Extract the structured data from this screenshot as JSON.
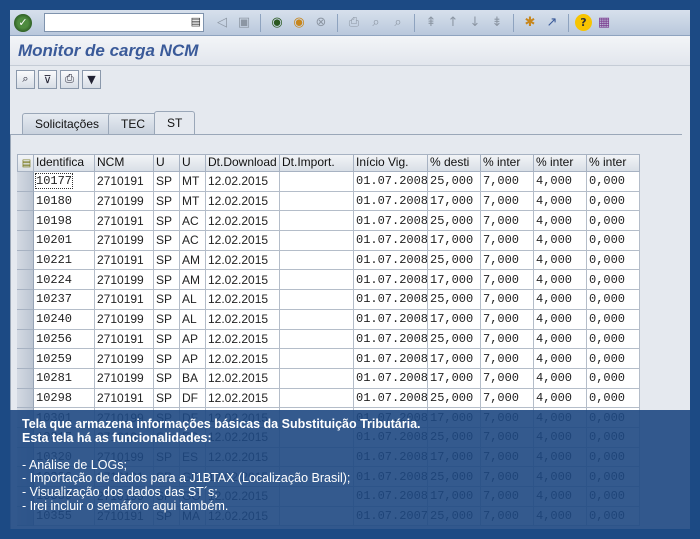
{
  "window": {
    "title": "Monitor de carga NCM"
  },
  "toolbar": {
    "command_value": ""
  },
  "tabs": [
    {
      "label": "Solicitações",
      "active": false
    },
    {
      "label": "TEC",
      "active": false
    },
    {
      "label": "ST",
      "active": true
    }
  ],
  "table": {
    "columns": [
      "Identifica",
      "NCM",
      "U",
      "U",
      "Dt.Download",
      "Dt.Import.",
      "Início Vig.",
      "% desti",
      "% inter",
      "% inter",
      "% inter"
    ],
    "rows": [
      [
        "10177",
        "2710191",
        "SP",
        "MT",
        "12.02.2015",
        "",
        "01.07.2008",
        "25,000",
        "7,000",
        "4,000",
        "0,000"
      ],
      [
        "10180",
        "2710199",
        "SP",
        "MT",
        "12.02.2015",
        "",
        "01.07.2008",
        "17,000",
        "7,000",
        "4,000",
        "0,000"
      ],
      [
        "10198",
        "2710191",
        "SP",
        "AC",
        "12.02.2015",
        "",
        "01.07.2008",
        "25,000",
        "7,000",
        "4,000",
        "0,000"
      ],
      [
        "10201",
        "2710199",
        "SP",
        "AC",
        "12.02.2015",
        "",
        "01.07.2008",
        "17,000",
        "7,000",
        "4,000",
        "0,000"
      ],
      [
        "10221",
        "2710191",
        "SP",
        "AM",
        "12.02.2015",
        "",
        "01.07.2008",
        "25,000",
        "7,000",
        "4,000",
        "0,000"
      ],
      [
        "10224",
        "2710199",
        "SP",
        "AM",
        "12.02.2015",
        "",
        "01.07.2008",
        "17,000",
        "7,000",
        "4,000",
        "0,000"
      ],
      [
        "10237",
        "2710191",
        "SP",
        "AL",
        "12.02.2015",
        "",
        "01.07.2008",
        "25,000",
        "7,000",
        "4,000",
        "0,000"
      ],
      [
        "10240",
        "2710199",
        "SP",
        "AL",
        "12.02.2015",
        "",
        "01.07.2008",
        "17,000",
        "7,000",
        "4,000",
        "0,000"
      ],
      [
        "10256",
        "2710191",
        "SP",
        "AP",
        "12.02.2015",
        "",
        "01.07.2008",
        "25,000",
        "7,000",
        "4,000",
        "0,000"
      ],
      [
        "10259",
        "2710199",
        "SP",
        "AP",
        "12.02.2015",
        "",
        "01.07.2008",
        "17,000",
        "7,000",
        "4,000",
        "0,000"
      ],
      [
        "10281",
        "2710199",
        "SP",
        "BA",
        "12.02.2015",
        "",
        "01.07.2008",
        "17,000",
        "7,000",
        "4,000",
        "0,000"
      ],
      [
        "10298",
        "2710191",
        "SP",
        "DF",
        "12.02.2015",
        "",
        "01.07.2008",
        "25,000",
        "7,000",
        "4,000",
        "0,000"
      ],
      [
        "10301",
        "2710199",
        "SP",
        "DF",
        "12.02.2015",
        "",
        "01.07.2008",
        "17,000",
        "7,000",
        "4,000",
        "0,000"
      ],
      [
        "10317",
        "2710191",
        "SP",
        "ES",
        "12.02.2015",
        "",
        "01.07.2008",
        "25,000",
        "7,000",
        "4,000",
        "0,000"
      ],
      [
        "10320",
        "2710199",
        "SP",
        "ES",
        "12.02.2015",
        "",
        "01.07.2008",
        "17,000",
        "7,000",
        "4,000",
        "0,000"
      ],
      [
        "10336",
        "2710191",
        "SP",
        "GO",
        "12.02.2015",
        "",
        "01.07.2008",
        "25,000",
        "7,000",
        "4,000",
        "0,000"
      ],
      [
        "10339",
        "2710199",
        "SP",
        "GO",
        "12.02.2015",
        "",
        "01.07.2008",
        "17,000",
        "7,000",
        "4,000",
        "0,000"
      ],
      [
        "10355",
        "2710191",
        "SP",
        "MA",
        "12.02.2015",
        "",
        "01.07.2007",
        "25,000",
        "7,000",
        "4,000",
        "0,000"
      ]
    ]
  },
  "caption": {
    "heading_1": "Tela que armazena informações básicas da Substituição Tributária.",
    "heading_2": "Esta tela há as funcionalidades:",
    "items": [
      "- Análise de LOGs;",
      "- Importação de dados para a J1BTAX (Localização Brasil);",
      "- Visualização dos dados das ST´s;",
      "- Irei incluir o semáforo aqui também."
    ]
  }
}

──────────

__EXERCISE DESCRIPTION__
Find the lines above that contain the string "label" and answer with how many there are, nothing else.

__REPLY__
3